New research from a group including Psychiatry faculty members Kirsten Aschbacher, PhD; Eli Puterman, PhD; and Elissa Epel, PhD, is the first to demonstrate that highly stressed people who eat a lot of high-fat, high-sugar food are more prone to health risks than low-stress people who eat the same amount of unhealthy food.
“Chronic stress can play an important role in influencing biology, and it’s critical to understand the exact pathways through which it works.” said Aschbacher, lead author of the study published online in the journal Psychoneuroendocrinology. “Many people think a calorie is a calorie, but this study suggests that two women who eat the same thing could have different metabolic responses based on their level of stress."
“The medical community is starting to appreciate how important chronic stress is in promoting and worsening early disease processes,” observed Aschbacher. “But there are no guidelines for ‘treating’ chronic stress. We need treatment studies to understand whether increasing stress resilience could reduce the metabolic syndrome, obesity or diabetes.”
Eli Puterman awarded Early Career Investigator Award from the Society of Behavioral Medicine (SBM)
Eli Puterman, PhD, has been chosen as the 2014 Early Career Investigator Award honoree by the Society of Behavorial Medicine (SBM). First awarded in 1986, the award recognizes outstanding achievement and contribution to the field of behavioral medicine by an early career investigator. Puterman will formally receive the honor during the SBM Annual Meeting this April in Philadelphia.
Founded in 1979, SBM is a multidisciplinary organization of clinicians, educators, and scientists dedicated to promoting the study of the interactions of behavior with biology and the environment, and the application of that knowledge to improve the health and wellbeing of individuals, families, communities, and populations.
Psychology and Medicine scholar and faculty research explores emotional synchrony between mother and child
Nancy Adler, PhD awarded the Lloyd Holly Smith Award
Nancy Adler, PhD, has been chosen to receive a 2014 Lloyd Holly Smith Award for Exceptional Service to the School of Medicine in recognition of her leadership as a researcher and educator. In announcing her selection, School of Medicine dean Sam Hawgood noted, “Nancy’s leadership style is collegial and gentle, yet coupled with a remarkable mind, tenacious work ethic and steely discipline.”

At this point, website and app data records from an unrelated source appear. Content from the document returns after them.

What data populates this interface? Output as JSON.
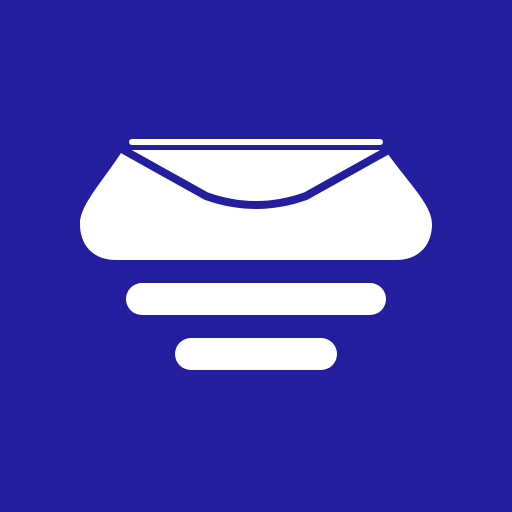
{
  "app_icon": {
    "icon_name": "mail-tray-icon",
    "background_color": "#221e9e",
    "foreground_color": "#ffffff"
  }
}
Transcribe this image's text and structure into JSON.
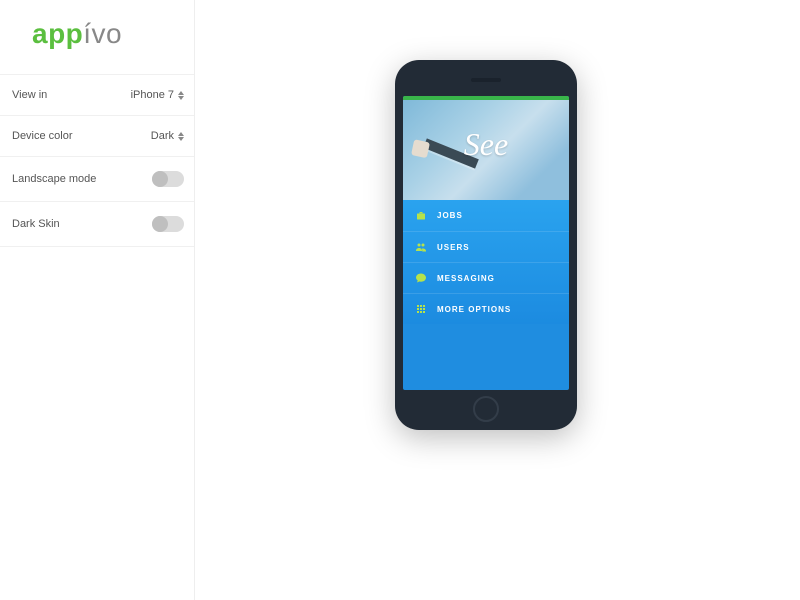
{
  "brand": {
    "part1": "app",
    "part2": "ívo"
  },
  "sidebar": {
    "view_in": {
      "label": "View in",
      "value": "iPhone 7"
    },
    "device_color": {
      "label": "Device color",
      "value": "Dark"
    },
    "landscape": {
      "label": "Landscape mode",
      "on": false
    },
    "dark_skin": {
      "label": "Dark Skin",
      "on": false
    }
  },
  "preview": {
    "hero_title": "See",
    "menu": [
      {
        "icon": "briefcase-icon",
        "label": "JOBS"
      },
      {
        "icon": "users-icon",
        "label": "USERS"
      },
      {
        "icon": "chat-icon",
        "label": "MESSAGING"
      },
      {
        "icon": "grid-icon",
        "label": "MORE OPTIONS"
      }
    ]
  }
}
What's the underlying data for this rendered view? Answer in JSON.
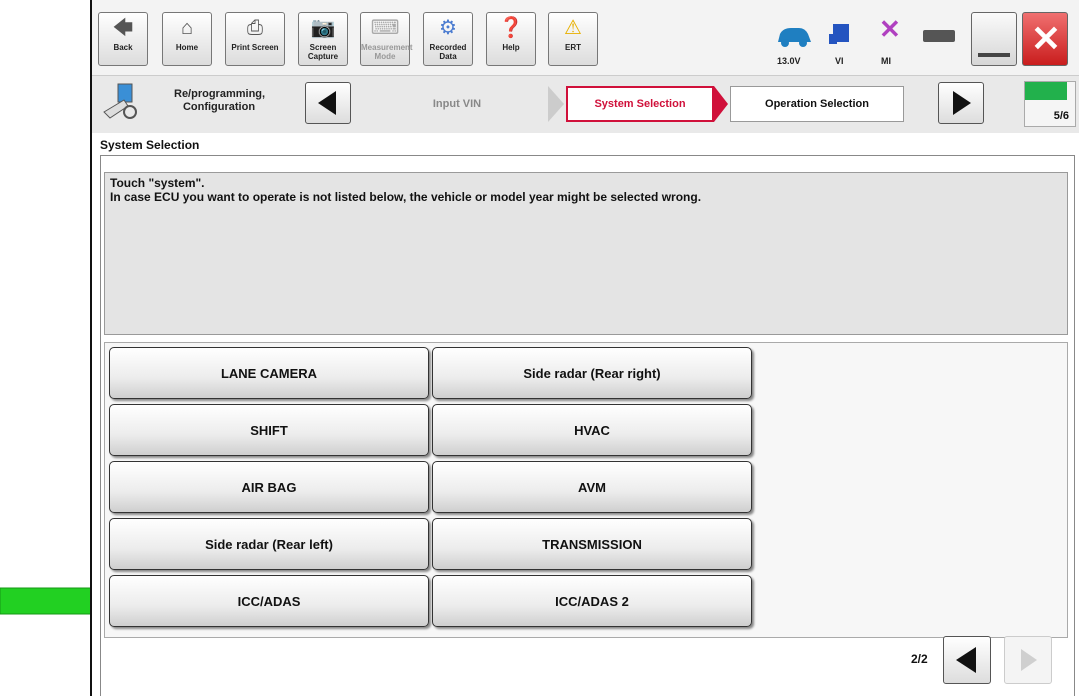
{
  "toolbar": {
    "back_label": "Back",
    "home_label": "Home",
    "print_label": "Print Screen",
    "screen_capture_label": "Screen Capture",
    "measurement_label": "Measurement Mode",
    "recorded_label": "Recorded Data",
    "help_label": "Help",
    "ert_label": "ERT",
    "voltage": "13.0V",
    "vi_label": "VI",
    "mi_label": "MI"
  },
  "nav": {
    "section_label": "Re/programming, Configuration",
    "steps": [
      {
        "label": "Input VIN",
        "state": "done"
      },
      {
        "label": "System Selection",
        "state": "active"
      },
      {
        "label": "Operation Selection",
        "state": "next"
      }
    ],
    "progress": "5/6",
    "progress_fraction": 0.83,
    "progress_color": "#22b14c"
  },
  "page": {
    "title": "System Selection",
    "message_line1": "Touch \"system\".",
    "message_line2": "In case ECU you want to operate is not listed below, the vehicle or model year might be selected wrong."
  },
  "systems": [
    "LANE CAMERA",
    "Side radar (Rear right)",
    "SHIFT",
    "HVAC",
    "AIR BAG",
    "AVM",
    "Side radar (Rear left)",
    "TRANSMISSION",
    "ICC/ADAS",
    "ICC/ADAS 2"
  ],
  "pager": {
    "label": "2/2"
  },
  "colors": {
    "accent_red": "#d0103a",
    "pointer_green": "#22d022",
    "close_red": "#e03030"
  }
}
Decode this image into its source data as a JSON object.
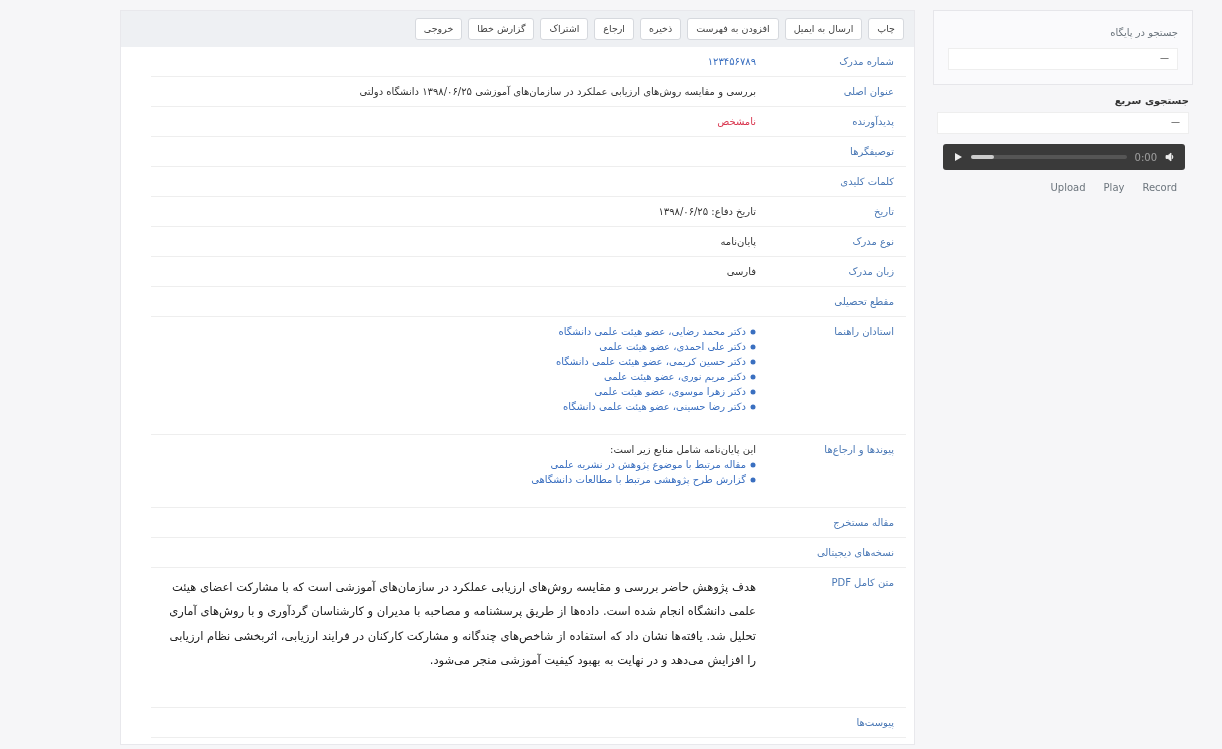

Created in 2000, the Holly Smith Awards are named for Lloyd H. (Holly) Smith, Jr., professor and chairman emeritus of the UCSF Department of Medicine. Recipients of the award are deemed to exhibit those qualities best exemplified by Holly Smith: dedication to the School of Medicine, diversity in roles played, commitment to sustaining UCSF's position as a world-class institution, and accomplishing all of the above with humor and grace. Adler will be formally presented with her award at the School of Medicine’s annual Salute to Excellence event in May.
IN MEMORIAM - Frances Cohen, PhD
With deep sadness, we announce the death of our retired colleague Frances Cohen, PhD. She passed away on Saturday, May 28, 2014 in Berkeley surrounded by her family following complications from pancreatic cancer.
Dr. Cohen joined the department in 1976 and was a founding faculty member of the UCSF Health Psychology Program. As a researcher focused on psychoneuroimmunology, Dr. Cohen made a lasting impact on our understanding of stress, disease, and immunological function, and was a member of the American Psychological Association, the Academy of Behavioral Research Medicine, the Psychoneuroimmunology Research Society, and the American Psychosomatic Society. Even following her retirement and recognition as a Professor Emerita, Dr. Cohen continued to be fully engaged and was a regular participant in seminars and faculty meetings. Beyond her intellectual interest in stress and coping, Dr. Cohen was a warm and caring person who took a personal interest in the lives and well-being of those around her, and she will be sorely missed.